ADHD affects one to two children out of every 100 and it is more common in boys than girls. ADHD can sometimes run in families. Symptoms usually become more apparent between the ages of three and seven years old, but it can be difficult to tell the difference between ADHD and normal childhood behaviour. Some children with ADHD are hyperactive, while others sit quietly, with their attention miles away. Children are affected in a variety of ways and to very different degrees. ADHD can cause difficulties at school, or home - but it is treatable.
What to do
If you are worried that your child might have ADHD then you should talk to your school nurse or your GP. If your GP thinks that your child may have ADHD you should also be offered an appointment with a specialist in ADHD. Your child should only be formally diagnosed with ADHD by a specialist.
A specialist will talk to you and your child about their difficulties to find out the best way to help.
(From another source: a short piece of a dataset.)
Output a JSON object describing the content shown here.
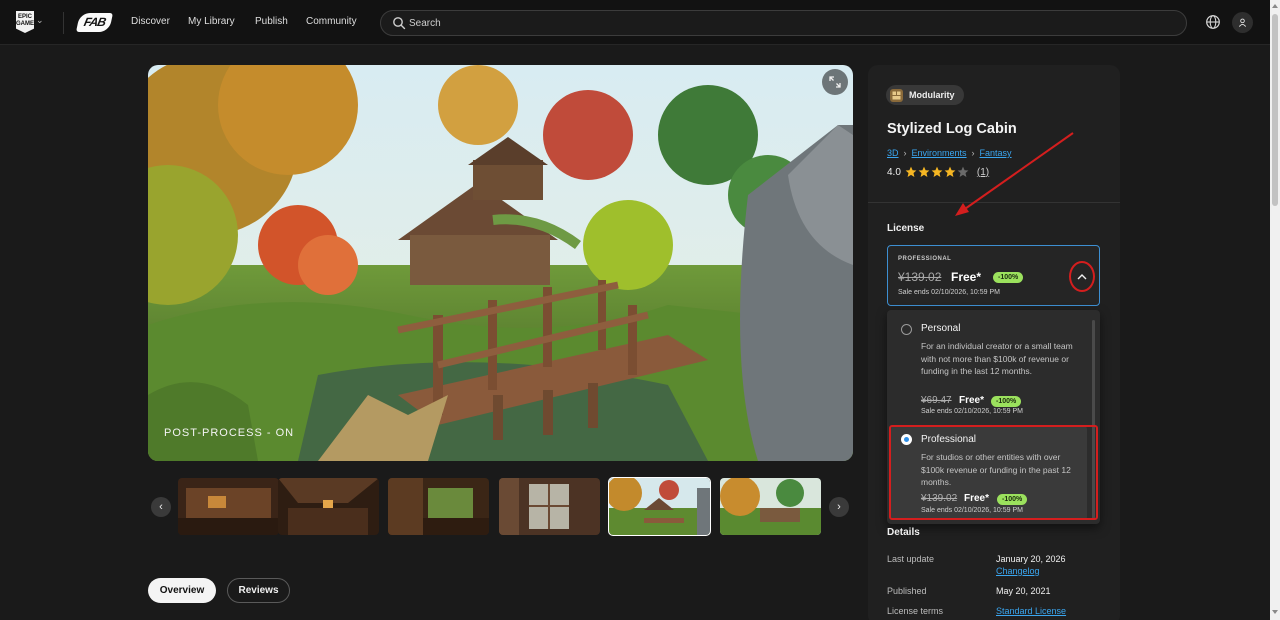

They will want to know about your child's physical health and if they have any other conditions. They will also ask about your child's home and school life, and you may be asked about your own emotional or mental health. With your permission, your specialist should contact your child's school and work out whether they need extra support. A special educational needs coordinator (SENCO) at your school may talk to your child and help with their behaviour.
If your child is diagnosed with ADHD this doesn’t mean they cannot live a rewarding, happy and positive life. If your child does not have ADHD there may be other strategies and support available to help with their behaviour. You may be offered a place on a course to help parents with their child's behaviour.